**Required action**
The required answer is a copy of each line in the entries below that includes "post".

===== Data records =====

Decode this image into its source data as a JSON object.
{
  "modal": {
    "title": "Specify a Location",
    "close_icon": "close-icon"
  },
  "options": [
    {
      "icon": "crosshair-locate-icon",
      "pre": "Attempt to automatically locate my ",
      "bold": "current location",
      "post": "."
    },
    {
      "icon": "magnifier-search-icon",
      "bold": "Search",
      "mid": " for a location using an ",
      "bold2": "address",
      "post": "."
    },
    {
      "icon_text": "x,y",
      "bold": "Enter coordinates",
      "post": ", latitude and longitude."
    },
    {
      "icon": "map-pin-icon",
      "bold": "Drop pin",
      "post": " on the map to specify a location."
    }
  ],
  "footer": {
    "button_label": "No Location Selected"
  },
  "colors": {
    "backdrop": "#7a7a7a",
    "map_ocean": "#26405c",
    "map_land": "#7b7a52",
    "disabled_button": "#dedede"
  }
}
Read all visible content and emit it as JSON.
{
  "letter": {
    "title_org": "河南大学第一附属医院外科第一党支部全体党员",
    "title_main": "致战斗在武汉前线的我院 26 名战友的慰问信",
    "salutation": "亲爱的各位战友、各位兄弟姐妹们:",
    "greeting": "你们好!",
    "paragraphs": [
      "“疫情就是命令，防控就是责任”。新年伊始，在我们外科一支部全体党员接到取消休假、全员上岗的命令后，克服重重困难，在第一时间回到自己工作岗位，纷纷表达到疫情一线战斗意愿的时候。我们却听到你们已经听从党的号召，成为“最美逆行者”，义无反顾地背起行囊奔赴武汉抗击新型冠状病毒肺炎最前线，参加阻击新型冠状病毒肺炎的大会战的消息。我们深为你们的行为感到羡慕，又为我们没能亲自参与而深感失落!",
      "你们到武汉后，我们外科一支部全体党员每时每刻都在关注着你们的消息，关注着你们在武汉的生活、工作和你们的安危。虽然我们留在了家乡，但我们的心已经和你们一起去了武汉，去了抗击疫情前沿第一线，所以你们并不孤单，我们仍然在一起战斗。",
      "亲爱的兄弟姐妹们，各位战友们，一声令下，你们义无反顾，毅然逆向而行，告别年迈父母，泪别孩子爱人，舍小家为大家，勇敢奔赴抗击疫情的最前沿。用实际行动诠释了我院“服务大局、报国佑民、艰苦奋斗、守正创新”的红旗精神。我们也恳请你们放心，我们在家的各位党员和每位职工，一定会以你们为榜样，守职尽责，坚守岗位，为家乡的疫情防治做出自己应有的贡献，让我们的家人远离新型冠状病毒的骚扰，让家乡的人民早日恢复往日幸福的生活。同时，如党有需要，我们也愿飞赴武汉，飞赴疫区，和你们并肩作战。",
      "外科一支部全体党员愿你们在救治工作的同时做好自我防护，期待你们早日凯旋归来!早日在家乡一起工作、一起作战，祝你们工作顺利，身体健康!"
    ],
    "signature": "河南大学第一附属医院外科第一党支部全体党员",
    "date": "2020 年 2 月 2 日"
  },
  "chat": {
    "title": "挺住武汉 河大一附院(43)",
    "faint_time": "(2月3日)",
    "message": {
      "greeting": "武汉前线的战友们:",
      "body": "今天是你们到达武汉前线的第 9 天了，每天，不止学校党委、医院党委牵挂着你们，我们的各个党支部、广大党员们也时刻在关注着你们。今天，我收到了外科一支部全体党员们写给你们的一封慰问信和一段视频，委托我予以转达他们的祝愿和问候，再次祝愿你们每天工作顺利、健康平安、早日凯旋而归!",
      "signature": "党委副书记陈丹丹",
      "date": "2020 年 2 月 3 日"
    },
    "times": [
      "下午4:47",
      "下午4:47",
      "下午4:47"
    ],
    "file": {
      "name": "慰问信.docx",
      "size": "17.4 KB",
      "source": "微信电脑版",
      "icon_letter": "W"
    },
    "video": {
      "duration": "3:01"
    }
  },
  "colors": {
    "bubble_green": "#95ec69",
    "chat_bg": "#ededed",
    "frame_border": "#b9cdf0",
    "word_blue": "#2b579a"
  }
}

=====

**Result**
      "post": "."
      "post": "."
      "post": ", latitude and longitude."
      "post": " on the map to specify a location."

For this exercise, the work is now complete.